Lesson 6: Longterm Evaluation of the New Volunteer Experience
By this point your new volunteer should have:
- Talked with their team leader
- Received some basic training
- Served in their new team at least once
- Filled out the new volunteer follow-up survey
Now that your new volunteer is past their first serving experience, it’s time to move them to the last phase in the onboarding experience: EVALUATE.
You’re going to be sending the new volunteer an engagement survey, but you’ll want to wait until they’ve served 5-6 times before you do so.
Waiting until they have some further experience under their belt is important. First, it’ll give you something to ask them about. Second, it’ll give them time to settle in and experience what “normal” serving will look like over time.
With this phase, I like to set a reminder on my calendar or use a Process Queue (or equivalent feature) in my church’s people management tool (like Church Community Builder or Planning Center People). Depending on the frequency that people serve in your ministry, you might want to set a reminder for 3-4 months down the road.
This phase is very brief and involves two steps:
- Send the volunteer an engagement survey.
- If their engagement survey shows any red flags, take the chance to follow-up with a phone call. You can address any questions or concerns by phone much better than by text.
What if the survey reveals that they don’t fit?
If the engagement survey reveals to you that the volunteer is unhappy or unfit for the role they’re in, that means you’ve discovered something incredibly valuable! And it means the survey has served its purpose well.
You have a couple options. First, you can work with the volunteer to find another role within your ministry that might fit better. Second, you can work with another ministry leader in your church to find a space for them in a completely different ministry.

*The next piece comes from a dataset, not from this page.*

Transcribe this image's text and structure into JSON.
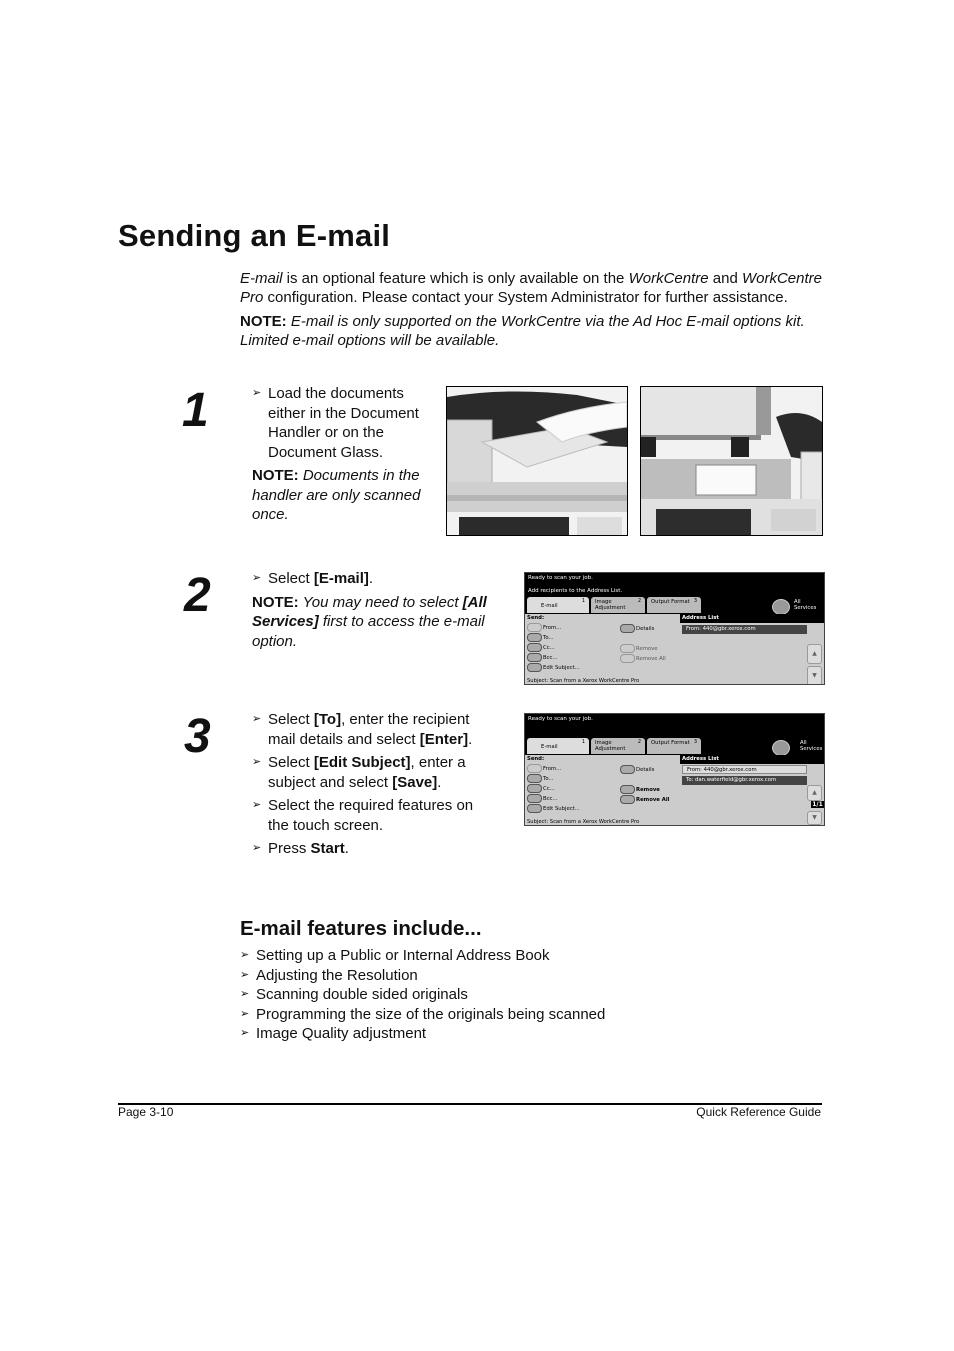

The win here is that you’re helping a volunteer find the right place for them to fully engage in ministry at your church. Remember, your ultimate goal isn’t to just fill your own volunteer ranks, but to equip every Christian to serve in ministry…even if that ministry isn’t your own.
I want you to take a step toward gaining better insight into your volunteers’ engagement right away. You don’t have to wait for a new volunteer to sign up so you can use the Volunteer Engagement Survey linked below.
Send the survey to a handful of your existing volunteers to gauge their engagement and get them used to using the survey.
One More Thing: Let Us Coach You Personally Through the Process
You may be feeling a little overwhelmed at the steps you need to take to make your new volunteer experience amazing. It might feel daunting to get all these systems planned, setup, communicated, and executed.
We know that building a new system for your ministry is a big undertaking and you don't want to do it wrong, especially when something as important as the new volunteer experience is on the line.
Instead of guessing your way through this process, not sure if you're implementing these principles in the right way, let us help. And when I say "let us help," I mean we want to actually help you personally.
If you're up for it, we'd love to personally coach you through this process, 1-on-1, human to human.
Our team is very experienced in setting up onboarding systems like this. We've done it ourselves and we've helped hundreds of ministry leaders do it, too. We know our stuff.
The coaching experience is simple. We'll book a video call with you and your team...anyone you want to include...and we'll start by talking through your existing onboarding system. We'll talk about your church culture and your leadership style.
Then we'll talk through a plan that fits your culture and style. We'll help you make decisions about each step of the onboarding process in a way that's easy for you to manage yourself.
Our coaching offer isn't limited to one call. If you need more of our time after the first meeting, then we'll book another call with you. It's that simple. We'll help you until you can run with the system on your own.
Get in touch with us to start the conversation. Ask for Scott or Aimee and tell them you would like a little guidance for your new volunteer onboarding process.